“Don’t Be Afraid Of The Dark,” a remake of a made-for-TV movie from the early 1970s, has a lot of first-rate things working in its favor, which is why it pains me to say that the film taken as a whole does not live up to the sum of its parts. It has a reliable cast giving commendable performances, a beautifully grim and foreboding central setpiece of a ghastly mansion and the atmosphere of a stirring haunted house flick. These are the kind of touches that would make a good movie great, but in this case are kind of like the ingredients for making rich, creamy and delicious frosting that will coat an otherwise average cake.

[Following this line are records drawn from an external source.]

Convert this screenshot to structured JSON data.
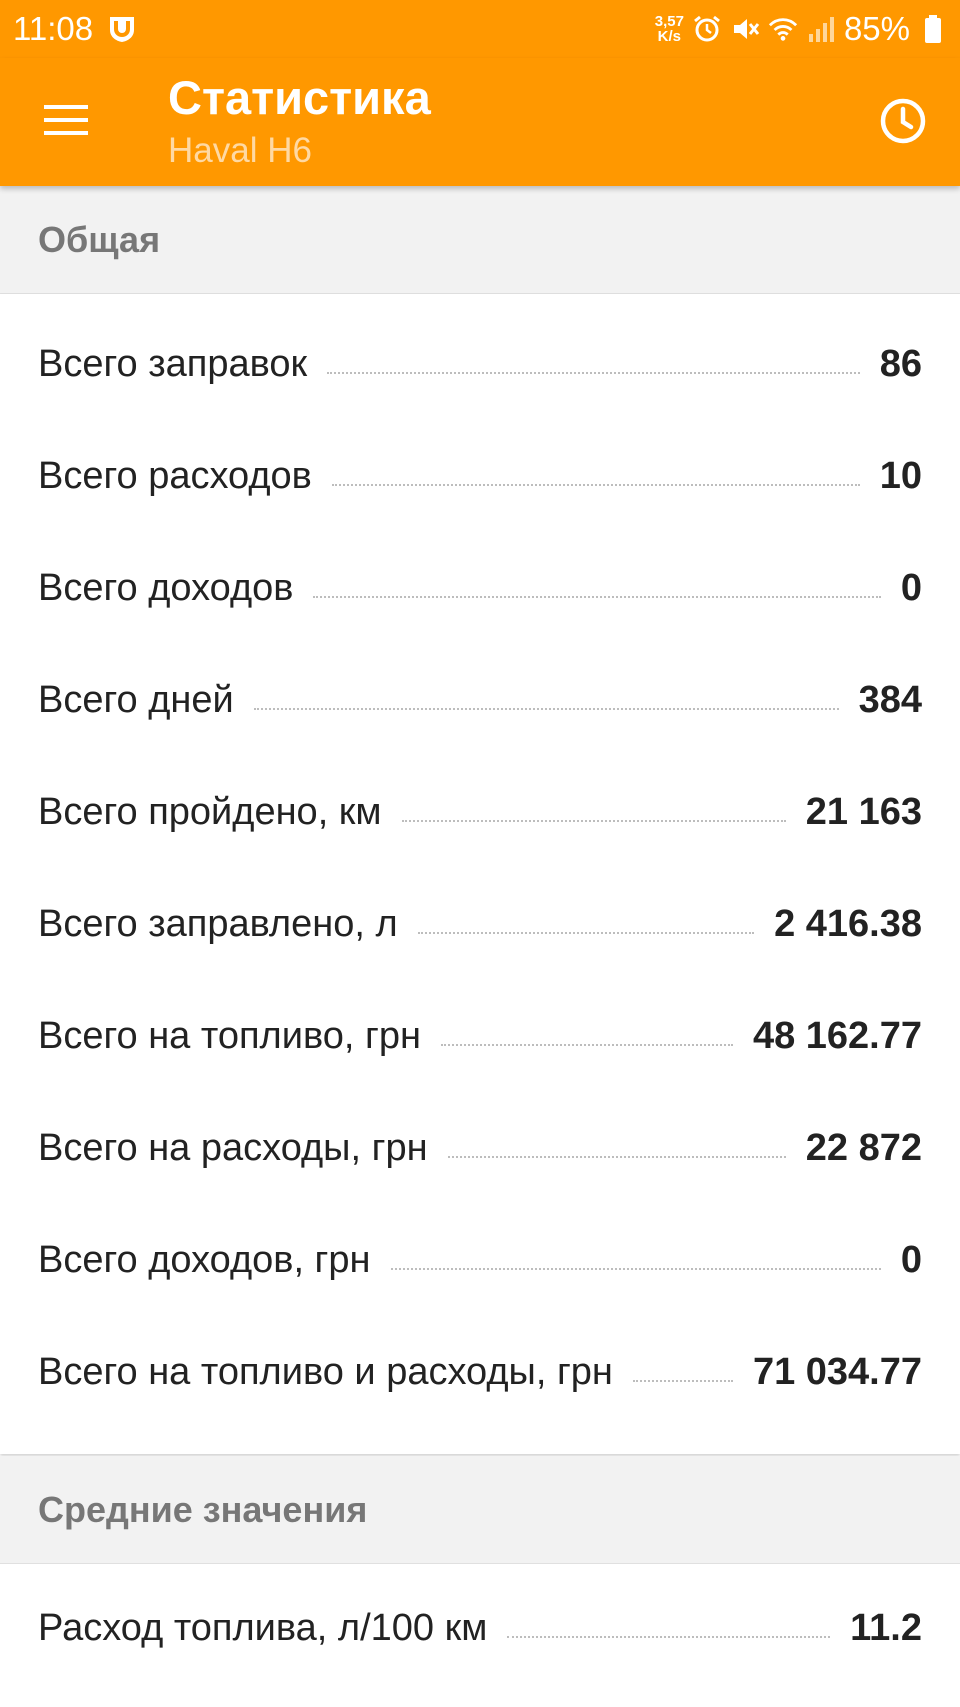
{
  "status_bar": {
    "time": "11:08",
    "net_speed_value": "3,57",
    "net_speed_unit": "K/s",
    "battery": "85%"
  },
  "app_bar": {
    "title": "Статистика",
    "subtitle": "Haval H6"
  },
  "colors": {
    "accent": "#FF9800",
    "section_bg": "#F2F2F2",
    "section_text": "#777777"
  },
  "sections": [
    {
      "header": "Общая",
      "rows": [
        {
          "label": "Всего заправок",
          "value": "86"
        },
        {
          "label": "Всего расходов",
          "value": "10"
        },
        {
          "label": "Всего доходов",
          "value": "0"
        },
        {
          "label": "Всего дней",
          "value": "384"
        },
        {
          "label": "Всего пройдено, км",
          "value": "21 163"
        },
        {
          "label": "Всего заправлено, л",
          "value": "2 416.38"
        },
        {
          "label": "Всего на топливо, грн",
          "value": "48 162.77"
        },
        {
          "label": "Всего на расходы, грн",
          "value": "22 872"
        },
        {
          "label": "Всего доходов, грн",
          "value": "0"
        },
        {
          "label": "Всего на топливо и расходы, грн",
          "value": "71 034.77"
        }
      ]
    },
    {
      "header": "Средние значения",
      "rows": [
        {
          "label": "Расход топлива, л/100 км",
          "value": "11.2"
        }
      ]
    }
  ]
}
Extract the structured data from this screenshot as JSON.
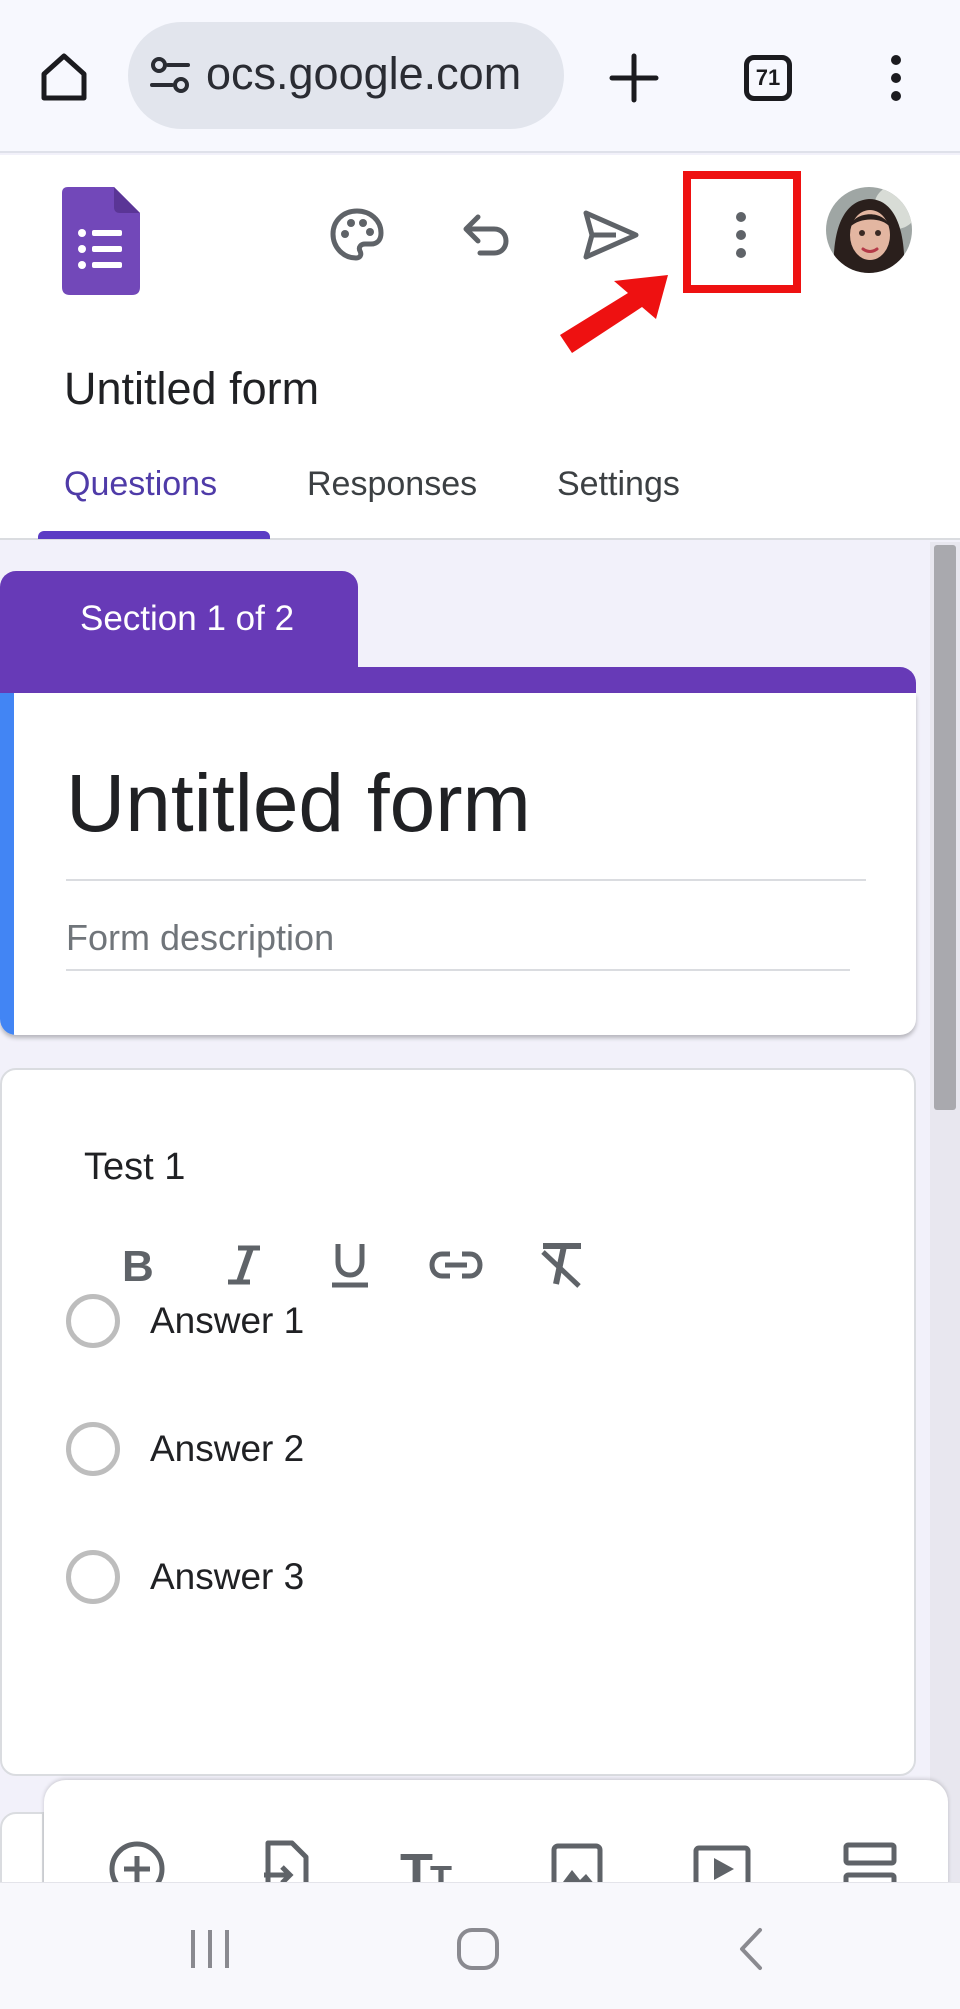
{
  "browser": {
    "url_text": "ocs.google.com",
    "tab_count": "71",
    "icons": [
      "home-icon",
      "site-settings-icon",
      "plus-icon",
      "tab-switcher-icon",
      "more-vert-icon"
    ]
  },
  "header": {
    "form_name": "Untitled form",
    "tabs": [
      {
        "label": "Questions",
        "active": true
      },
      {
        "label": "Responses",
        "active": false
      },
      {
        "label": "Settings",
        "active": false
      }
    ],
    "icons": [
      "forms-logo-icon",
      "palette-icon",
      "undo-icon",
      "send-icon",
      "more-vert-icon"
    ],
    "annotation": {
      "highlight_color": "#ee1111",
      "target": "more-options-button"
    },
    "accent_color": "#673ab7"
  },
  "section": {
    "label": "Section 1 of 2"
  },
  "form": {
    "title": "Untitled form",
    "description_placeholder": "Form description",
    "accent_color": "#4285f4"
  },
  "question": {
    "title": "Test 1",
    "format_tools": [
      "bold-icon",
      "italic-icon",
      "underline-icon",
      "link-icon",
      "clear-format-icon"
    ],
    "options": [
      "Answer 1",
      "Answer 2",
      "Answer 3"
    ]
  },
  "toolbar": {
    "items": [
      "add-question-icon",
      "import-questions-icon",
      "add-title-icon",
      "add-image-icon",
      "add-video-icon",
      "add-section-icon"
    ]
  },
  "android_nav": {
    "items": [
      "recents-icon",
      "home-circle-icon",
      "back-icon"
    ]
  }
}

The film stars 11-year-old actress Bailee Madison as Sally, a troubled girl raised in a problematic family environment. Her divorced mother sends her to live with her father Alex (Guy Pearce) and his girlfriend/interior designer Kim (Katie Holmes) at their newly acquired property of Blackwood Manor. This weathered residence once belonged to Emerson Blackwood, a revered artist famous for his realism. What nobody else knows is that he started drawing strange and frightening sketches in his later years and soon after disappeared from the face of the earth. A brief preamble explains his descent into madness, which involves him dealing with some mysterious basement monsters (more on that in a little bit) to save his kidnapped son.
Upon arrival, the girl cannot help but weasel her way into danger. She uncovers a closed-off basement area while exploring the property and begins hearing hushed voices coming from the crevices of a miniature fireplace that has been bolted shut. With empty promises of friendship from the cellar’s inhabitants, Sally unscrews the sealed compartment and in turn unleashes some grotesque little pests into the house that thrive in complete darkness and cause terror for Sally only at the most inopportune moments. And just in time for Alex’s big pitch to sell the house for more money and when his suspicions for his child’s mental health have reached their zenith. Just perfect.
Now I don’t know how film savvy my average reader is, but I will always remember Bailee Madison’s understated but no-less-smashing performance as the oldest daughter in the 2009 American remake “Brothers,” which also situated her in the middle of some turbulent family affairs. Madison proves she can also sell herself at one moment as an introverted, disagreeable type of kid and in another as a terrified little girl consumed with fear, somewhere in the same vein as Carol Anne from “Poltergeist.” In fact, I can see this girl growing up to be a big star later down the line, given her wide range of starring roles. I mean, she was one of the only funny things about the almost laugh-free Adam Sandler vehicle “Just Go With It.”
Katie Holmes perseveres through this ordeal with a good heart; she is someone who genuinely cares for this child and wants to help her overcome her apprehension. Meanwhile, Guy Pearce is the standard movie cynic who casually writes off everything his daughter says as yet another nail in the coffin that she is mentally insecure. But one of the biggest weaknesses I thought were the monsters themselves, who are not all that scary when we get a good look at them. For at least the first half hour, the only glimpses we get are a few fleeting and indistinct cutaways where the monsters are mostly hidden in the shadows. But once the cat is out of the bag and we see the grotesque animals in all their vertically challenged, hunchbacked, gray-pallored, naked mole rat glory, I couldn’t help but wish for something a little more threatening in appearance.
Maybe my biggest expectation going in was the fact that Guillermo del Toro’s name was attached as a producer and heavily pushed in the film’s advertising. Del Toro remains one of my all-time favorite contemporary directors with works like the Hellboy series, “Blade II,” which was a far superior sequel to the Marvel vampire hunter’s first big screen adaptation, and the transcendentally phenomenal Spanish-language fantasy drama “Pan’s Labyrinth,” which also dealt with a girl around Sally’s age. Perhaps I just put a little too much faith in hoping that this would be as good as his other works, but even when compared to other haunted house films like “Paranormal Activity” or the recent “Insidious,” this one is a little undercooked.
I read somewhere that Guillermo del Toro watched the original version when he was a young child and it supposedly inspired him from that point on to craft horror movies of his own, such as his early creations “Mimic” and “Cronos,” as well as “Don’t Be Afraid Of The Dark” now. Directed by newcomer Troy Nixey, this one did not do it for me like the others. But of course, all hope is not lost. This film might inspire some other children to go on and become directors themselves. And when that does happen, I will be the one crossing my fingers and hoping they will go above and beyond expectations. I would love to see the next generation’s equivalent of “Pan’s Labyrinth.”